What's wrong with Amsoil? I thought the list was alphabetic. Personally, I think any good brand of synthetic oil will do a good job. My preference is Amsoil for the SERG and Mobil 1 for the Heritage.
I never said it was bad oil its just that their marketing strategy leads people to think if you don't use their oil your ride wont make it past your driveway without a catastrophic failure. Truth be told after 30 years in the maintenance field the only time I ever come across an oil related failure is when proper maintenance wasn't preformed. All modern oils theses days are way better than oils of the past. Pick a label you like, use the proper grade, and change it according to the manufacturers schedule and you will have years if worry free riding.
Oh and I'm sure someone will ask what I use so here goes. For the longest time I used Mobil 15w50 only because years ago when they removed the zinc my local Wal Mart had the old formula on sale for about $10 a gallon. I bought 10 or so gallons of it. Well when I ran out a few years ago I switched to Valvoline VR1. I also go about 5k between changes.

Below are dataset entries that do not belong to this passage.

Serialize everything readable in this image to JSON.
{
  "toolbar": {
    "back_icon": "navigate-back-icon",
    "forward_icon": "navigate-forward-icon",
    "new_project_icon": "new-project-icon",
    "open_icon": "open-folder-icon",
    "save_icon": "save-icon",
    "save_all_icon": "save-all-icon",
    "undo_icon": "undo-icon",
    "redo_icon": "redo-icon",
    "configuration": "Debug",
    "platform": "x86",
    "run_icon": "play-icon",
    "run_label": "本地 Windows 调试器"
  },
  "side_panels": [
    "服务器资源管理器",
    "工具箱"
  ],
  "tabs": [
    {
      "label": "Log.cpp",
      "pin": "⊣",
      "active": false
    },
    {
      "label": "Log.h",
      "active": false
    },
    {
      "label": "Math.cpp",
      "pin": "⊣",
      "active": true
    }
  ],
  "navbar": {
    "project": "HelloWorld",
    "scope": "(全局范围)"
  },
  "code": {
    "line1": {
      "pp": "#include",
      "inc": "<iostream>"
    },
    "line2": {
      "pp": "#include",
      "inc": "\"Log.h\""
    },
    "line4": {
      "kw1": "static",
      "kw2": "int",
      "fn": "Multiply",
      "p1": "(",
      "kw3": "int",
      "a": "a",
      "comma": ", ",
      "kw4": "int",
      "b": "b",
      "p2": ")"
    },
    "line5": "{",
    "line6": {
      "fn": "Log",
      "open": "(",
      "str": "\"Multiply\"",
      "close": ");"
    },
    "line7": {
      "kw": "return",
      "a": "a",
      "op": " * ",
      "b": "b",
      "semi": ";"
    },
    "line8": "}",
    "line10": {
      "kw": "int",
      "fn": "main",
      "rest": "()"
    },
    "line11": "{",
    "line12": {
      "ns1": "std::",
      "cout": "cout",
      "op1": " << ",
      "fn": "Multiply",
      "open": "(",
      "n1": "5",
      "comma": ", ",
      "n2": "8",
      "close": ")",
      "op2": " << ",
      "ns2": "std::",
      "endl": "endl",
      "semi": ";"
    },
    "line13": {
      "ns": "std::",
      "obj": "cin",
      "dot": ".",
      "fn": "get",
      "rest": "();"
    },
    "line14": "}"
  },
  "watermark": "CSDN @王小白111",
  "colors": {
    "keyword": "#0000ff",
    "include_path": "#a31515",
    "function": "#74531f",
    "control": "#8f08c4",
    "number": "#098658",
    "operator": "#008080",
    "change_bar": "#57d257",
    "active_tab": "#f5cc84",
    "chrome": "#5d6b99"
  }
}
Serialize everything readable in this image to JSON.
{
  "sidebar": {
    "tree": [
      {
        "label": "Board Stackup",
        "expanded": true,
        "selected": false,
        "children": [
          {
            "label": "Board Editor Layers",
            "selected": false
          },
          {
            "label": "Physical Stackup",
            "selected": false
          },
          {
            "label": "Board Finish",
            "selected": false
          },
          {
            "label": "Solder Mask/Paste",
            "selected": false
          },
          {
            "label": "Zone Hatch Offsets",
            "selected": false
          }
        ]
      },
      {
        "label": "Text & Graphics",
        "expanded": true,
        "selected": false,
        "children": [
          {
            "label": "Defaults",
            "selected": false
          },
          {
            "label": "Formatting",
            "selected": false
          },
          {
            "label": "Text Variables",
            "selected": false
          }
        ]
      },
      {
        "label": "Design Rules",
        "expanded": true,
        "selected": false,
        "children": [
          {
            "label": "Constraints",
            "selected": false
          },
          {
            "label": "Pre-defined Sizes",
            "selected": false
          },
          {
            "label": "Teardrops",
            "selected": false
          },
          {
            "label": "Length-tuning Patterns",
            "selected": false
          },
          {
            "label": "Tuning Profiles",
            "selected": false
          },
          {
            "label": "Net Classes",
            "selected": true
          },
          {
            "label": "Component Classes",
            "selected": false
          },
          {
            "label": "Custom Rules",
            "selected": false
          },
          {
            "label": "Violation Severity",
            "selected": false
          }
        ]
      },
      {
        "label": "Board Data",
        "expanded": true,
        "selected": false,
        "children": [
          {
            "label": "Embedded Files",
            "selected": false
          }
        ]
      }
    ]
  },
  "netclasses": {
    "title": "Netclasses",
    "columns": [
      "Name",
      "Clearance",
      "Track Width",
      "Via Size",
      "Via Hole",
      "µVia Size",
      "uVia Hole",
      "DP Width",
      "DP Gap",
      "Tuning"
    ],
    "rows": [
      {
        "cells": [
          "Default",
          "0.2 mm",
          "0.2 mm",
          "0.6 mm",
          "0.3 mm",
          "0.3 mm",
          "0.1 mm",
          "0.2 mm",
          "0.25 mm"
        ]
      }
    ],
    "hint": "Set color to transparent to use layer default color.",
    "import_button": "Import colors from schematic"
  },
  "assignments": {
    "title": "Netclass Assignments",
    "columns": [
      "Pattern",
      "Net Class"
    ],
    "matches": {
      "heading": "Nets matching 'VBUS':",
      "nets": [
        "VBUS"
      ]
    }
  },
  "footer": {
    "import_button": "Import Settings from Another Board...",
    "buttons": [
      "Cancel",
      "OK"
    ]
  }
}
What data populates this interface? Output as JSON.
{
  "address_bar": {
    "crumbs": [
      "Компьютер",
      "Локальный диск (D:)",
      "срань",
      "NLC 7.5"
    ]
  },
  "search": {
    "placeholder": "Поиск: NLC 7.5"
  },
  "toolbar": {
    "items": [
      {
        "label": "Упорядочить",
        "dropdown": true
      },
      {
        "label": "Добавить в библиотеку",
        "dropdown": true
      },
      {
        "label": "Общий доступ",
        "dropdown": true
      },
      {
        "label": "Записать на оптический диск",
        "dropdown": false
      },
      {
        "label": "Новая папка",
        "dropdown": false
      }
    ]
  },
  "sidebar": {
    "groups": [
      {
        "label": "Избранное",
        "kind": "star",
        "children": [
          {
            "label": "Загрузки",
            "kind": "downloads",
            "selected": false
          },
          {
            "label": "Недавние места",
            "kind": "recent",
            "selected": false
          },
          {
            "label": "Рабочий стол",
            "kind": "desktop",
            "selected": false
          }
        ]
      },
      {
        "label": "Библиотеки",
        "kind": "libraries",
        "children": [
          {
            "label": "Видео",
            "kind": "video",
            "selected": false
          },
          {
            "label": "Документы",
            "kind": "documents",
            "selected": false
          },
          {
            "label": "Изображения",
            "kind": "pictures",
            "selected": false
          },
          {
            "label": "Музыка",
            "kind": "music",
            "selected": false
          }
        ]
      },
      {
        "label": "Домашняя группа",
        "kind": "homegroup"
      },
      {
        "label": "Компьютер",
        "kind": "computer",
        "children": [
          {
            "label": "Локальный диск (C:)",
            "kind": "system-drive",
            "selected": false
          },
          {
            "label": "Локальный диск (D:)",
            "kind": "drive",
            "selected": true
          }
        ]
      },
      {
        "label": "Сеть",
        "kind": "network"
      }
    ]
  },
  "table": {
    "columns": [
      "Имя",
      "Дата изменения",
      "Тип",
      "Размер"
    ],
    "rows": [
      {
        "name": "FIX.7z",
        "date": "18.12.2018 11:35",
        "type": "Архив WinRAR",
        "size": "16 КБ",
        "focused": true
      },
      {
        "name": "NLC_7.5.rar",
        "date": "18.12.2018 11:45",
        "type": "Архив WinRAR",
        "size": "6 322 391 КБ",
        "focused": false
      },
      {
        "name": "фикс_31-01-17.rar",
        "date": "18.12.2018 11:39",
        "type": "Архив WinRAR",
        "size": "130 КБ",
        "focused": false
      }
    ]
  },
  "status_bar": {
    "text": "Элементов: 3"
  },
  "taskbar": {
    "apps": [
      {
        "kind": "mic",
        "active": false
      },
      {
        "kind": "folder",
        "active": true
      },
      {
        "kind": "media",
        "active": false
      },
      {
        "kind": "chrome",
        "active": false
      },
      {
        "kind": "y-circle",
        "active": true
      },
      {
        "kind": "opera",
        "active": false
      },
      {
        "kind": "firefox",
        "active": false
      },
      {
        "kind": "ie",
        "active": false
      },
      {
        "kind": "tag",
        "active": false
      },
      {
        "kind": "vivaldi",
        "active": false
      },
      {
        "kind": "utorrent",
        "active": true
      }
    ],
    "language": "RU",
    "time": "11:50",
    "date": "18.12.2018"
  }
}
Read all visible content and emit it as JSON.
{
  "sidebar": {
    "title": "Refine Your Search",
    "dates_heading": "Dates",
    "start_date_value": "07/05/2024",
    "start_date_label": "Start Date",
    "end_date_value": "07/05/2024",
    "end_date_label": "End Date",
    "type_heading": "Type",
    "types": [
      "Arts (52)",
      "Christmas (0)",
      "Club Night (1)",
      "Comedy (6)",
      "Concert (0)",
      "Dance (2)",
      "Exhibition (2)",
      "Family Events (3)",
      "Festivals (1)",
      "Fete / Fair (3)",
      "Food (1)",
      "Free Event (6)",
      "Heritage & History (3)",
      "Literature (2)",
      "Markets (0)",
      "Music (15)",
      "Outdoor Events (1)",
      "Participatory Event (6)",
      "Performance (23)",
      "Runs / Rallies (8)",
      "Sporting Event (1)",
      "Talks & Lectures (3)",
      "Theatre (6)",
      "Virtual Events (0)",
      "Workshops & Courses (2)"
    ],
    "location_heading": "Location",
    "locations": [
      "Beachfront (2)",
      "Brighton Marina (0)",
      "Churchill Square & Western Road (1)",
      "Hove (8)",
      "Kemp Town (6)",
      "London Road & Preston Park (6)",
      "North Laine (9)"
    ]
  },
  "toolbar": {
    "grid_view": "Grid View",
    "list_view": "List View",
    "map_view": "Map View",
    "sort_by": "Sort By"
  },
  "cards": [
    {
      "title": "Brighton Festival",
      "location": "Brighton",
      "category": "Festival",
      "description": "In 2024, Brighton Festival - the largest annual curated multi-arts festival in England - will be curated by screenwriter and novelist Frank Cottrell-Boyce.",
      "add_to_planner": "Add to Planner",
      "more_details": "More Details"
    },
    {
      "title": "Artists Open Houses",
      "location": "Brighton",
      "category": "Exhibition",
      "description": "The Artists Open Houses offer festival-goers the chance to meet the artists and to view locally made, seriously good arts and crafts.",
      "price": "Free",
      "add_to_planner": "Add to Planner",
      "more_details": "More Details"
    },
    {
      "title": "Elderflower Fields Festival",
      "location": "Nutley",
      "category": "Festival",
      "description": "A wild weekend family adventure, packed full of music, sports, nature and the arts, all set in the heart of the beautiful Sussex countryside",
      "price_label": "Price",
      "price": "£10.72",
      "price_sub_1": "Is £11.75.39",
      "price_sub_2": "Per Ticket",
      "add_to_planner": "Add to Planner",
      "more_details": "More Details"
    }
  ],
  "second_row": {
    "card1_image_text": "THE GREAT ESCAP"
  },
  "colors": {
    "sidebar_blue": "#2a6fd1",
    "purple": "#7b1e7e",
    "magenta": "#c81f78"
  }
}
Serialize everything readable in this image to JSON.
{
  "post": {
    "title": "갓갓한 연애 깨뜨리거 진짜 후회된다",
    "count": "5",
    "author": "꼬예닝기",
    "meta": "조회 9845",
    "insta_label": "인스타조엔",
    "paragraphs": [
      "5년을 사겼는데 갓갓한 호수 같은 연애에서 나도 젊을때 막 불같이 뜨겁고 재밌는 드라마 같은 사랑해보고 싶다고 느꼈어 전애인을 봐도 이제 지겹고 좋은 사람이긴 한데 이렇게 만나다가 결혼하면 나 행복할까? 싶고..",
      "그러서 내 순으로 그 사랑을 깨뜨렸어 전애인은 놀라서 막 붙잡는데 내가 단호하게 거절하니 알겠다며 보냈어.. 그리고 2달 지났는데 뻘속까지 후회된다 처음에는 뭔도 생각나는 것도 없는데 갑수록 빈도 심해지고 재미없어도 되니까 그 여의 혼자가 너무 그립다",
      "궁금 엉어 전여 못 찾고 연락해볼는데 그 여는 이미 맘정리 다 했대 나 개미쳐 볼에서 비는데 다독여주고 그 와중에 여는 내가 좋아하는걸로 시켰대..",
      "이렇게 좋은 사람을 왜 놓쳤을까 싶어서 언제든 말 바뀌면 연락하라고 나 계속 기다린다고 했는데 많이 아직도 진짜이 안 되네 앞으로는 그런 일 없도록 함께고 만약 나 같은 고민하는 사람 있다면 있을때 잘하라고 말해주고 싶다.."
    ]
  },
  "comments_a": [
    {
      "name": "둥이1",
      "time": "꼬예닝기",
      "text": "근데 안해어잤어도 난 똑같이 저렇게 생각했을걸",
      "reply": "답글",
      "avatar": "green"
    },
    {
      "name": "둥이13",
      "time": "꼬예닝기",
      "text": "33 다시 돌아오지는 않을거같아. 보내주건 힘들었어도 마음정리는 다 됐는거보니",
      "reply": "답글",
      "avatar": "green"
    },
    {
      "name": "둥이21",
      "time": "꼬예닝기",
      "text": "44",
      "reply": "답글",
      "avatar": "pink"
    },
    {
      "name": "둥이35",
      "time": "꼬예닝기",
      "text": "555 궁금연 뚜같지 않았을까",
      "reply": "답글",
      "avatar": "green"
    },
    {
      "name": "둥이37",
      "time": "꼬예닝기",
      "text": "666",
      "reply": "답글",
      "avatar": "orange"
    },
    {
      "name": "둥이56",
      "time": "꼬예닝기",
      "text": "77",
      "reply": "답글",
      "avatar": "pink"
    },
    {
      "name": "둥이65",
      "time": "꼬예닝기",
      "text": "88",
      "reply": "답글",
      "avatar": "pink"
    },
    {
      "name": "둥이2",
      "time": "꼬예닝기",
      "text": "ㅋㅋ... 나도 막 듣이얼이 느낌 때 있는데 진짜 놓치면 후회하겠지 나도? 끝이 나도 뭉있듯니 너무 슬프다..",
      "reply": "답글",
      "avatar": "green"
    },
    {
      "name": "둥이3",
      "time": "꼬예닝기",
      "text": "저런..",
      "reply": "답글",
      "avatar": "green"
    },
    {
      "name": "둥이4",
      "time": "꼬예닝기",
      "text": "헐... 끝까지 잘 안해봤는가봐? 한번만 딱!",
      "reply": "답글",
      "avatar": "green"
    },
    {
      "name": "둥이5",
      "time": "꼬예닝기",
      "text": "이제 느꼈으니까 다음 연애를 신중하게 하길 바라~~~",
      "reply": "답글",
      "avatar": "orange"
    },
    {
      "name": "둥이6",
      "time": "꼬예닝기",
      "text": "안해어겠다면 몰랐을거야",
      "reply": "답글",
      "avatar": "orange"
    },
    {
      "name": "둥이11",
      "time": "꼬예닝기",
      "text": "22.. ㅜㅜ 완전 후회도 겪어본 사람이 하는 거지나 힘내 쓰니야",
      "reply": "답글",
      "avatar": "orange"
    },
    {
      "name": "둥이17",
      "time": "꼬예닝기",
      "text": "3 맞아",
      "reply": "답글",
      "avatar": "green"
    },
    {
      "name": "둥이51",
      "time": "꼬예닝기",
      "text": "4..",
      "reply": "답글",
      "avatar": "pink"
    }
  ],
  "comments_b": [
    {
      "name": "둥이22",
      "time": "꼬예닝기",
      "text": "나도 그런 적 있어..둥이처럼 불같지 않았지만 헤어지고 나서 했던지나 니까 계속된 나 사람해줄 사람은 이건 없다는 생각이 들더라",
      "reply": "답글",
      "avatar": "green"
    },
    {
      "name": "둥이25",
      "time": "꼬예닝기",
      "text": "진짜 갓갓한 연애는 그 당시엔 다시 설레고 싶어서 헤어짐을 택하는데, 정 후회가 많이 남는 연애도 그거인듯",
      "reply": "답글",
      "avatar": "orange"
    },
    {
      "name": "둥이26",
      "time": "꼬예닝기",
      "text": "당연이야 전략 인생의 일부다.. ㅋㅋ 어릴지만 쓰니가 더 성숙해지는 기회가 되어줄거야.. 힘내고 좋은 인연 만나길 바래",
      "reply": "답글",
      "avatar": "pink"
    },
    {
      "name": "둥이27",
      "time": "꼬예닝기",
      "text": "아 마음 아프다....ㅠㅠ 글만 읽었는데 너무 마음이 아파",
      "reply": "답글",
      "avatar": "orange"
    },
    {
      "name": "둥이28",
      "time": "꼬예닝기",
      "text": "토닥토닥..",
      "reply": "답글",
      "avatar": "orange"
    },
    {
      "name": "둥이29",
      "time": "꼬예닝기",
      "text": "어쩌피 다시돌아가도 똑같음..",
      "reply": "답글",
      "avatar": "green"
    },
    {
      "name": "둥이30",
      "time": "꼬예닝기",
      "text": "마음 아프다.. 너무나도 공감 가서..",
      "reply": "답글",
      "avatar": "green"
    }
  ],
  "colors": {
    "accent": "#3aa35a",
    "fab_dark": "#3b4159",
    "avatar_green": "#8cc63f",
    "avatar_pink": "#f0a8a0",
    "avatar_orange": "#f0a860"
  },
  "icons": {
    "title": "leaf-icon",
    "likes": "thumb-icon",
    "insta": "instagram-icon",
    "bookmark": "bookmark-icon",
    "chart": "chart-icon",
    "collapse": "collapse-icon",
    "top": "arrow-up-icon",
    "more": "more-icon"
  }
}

2011 RGU with more money then sence in it.
Oh and its black because blacks faster.
tmd is offline  
post #10 of 45 (permalink) Old 02-04-2014, 08:10 AM
Life Member
 
Big_gary's Avatar
 
Join Date: Dec 2010
Location: GA.
Posts: 8,171
Garage
Quote:
Originally Posted by tmd View Post
Anytime you see Amsoil listed as the first oil for each grade they make you can easily guess where the report originated.
Notice how Amsoil is not only on top but they also used all caps ?

2010 FLTRX , Stage 1, 13" Madstad, Mono tubes, SuperShox, Heritage style bars. Alpine CDE-HD149BT,Soundstream Picasso Nano Series PN4.520 , 5X7 and 6.5 Infinity Kappa speakers
If I have to explain ,you wouldn't under stand anyway.
Big_gary is online now  
Reply

Quick Reply
Message:
Options

Register Now



In order to be able to post messages on the Road Glide Forums forums, you must first register.
Please enter your desired user name, your email address and other required details in the form below.

User Name:
Password
Please enter a password for your user account. Note that passwords are case-sensitive.

Password:


Confirm Password:
Email Address
Please enter a valid email address for yourself.

Email Address:
OR

Log-in










Thread Tools
Show Printable Version Show Printable Version
Email this Page Email this Page
Display Modes
Linear Mode Linear Mode



Similar Threads
Thread Thread Starter Forum Replies Last Post
different oils Mbosleyjr Do-IT-Yourself 20 11-21-2015 08:09 PM
The TRUTH ABOUT HELMETS - Why Wear 'Em? twistedglide Helmets 43 09-11-2012 01:41 AM
Different year differences...That's a lot of different HogPro *General Road Glide Discussions/Pictures 2 04-20-2012 05:38 PM
Oils Treblig00 *General Road Glide Discussions/Pictures 48 02-08-2012 06:03 PM
Klotz Oils Beachjeep *General Road Glide Discussions/Pictures 4 07-19-2011 09:09 PM

Posting Rules  
You may post new threads
You may post replies
You may not post attachments
You may not edit your posts

BB code is On
Smilies are On
[IMG] code is On
HTML code is Off
Trackbacks are On
Pingbacks are On
Refbacks are On

 
For the best viewing experience please update your browser to Google Chrome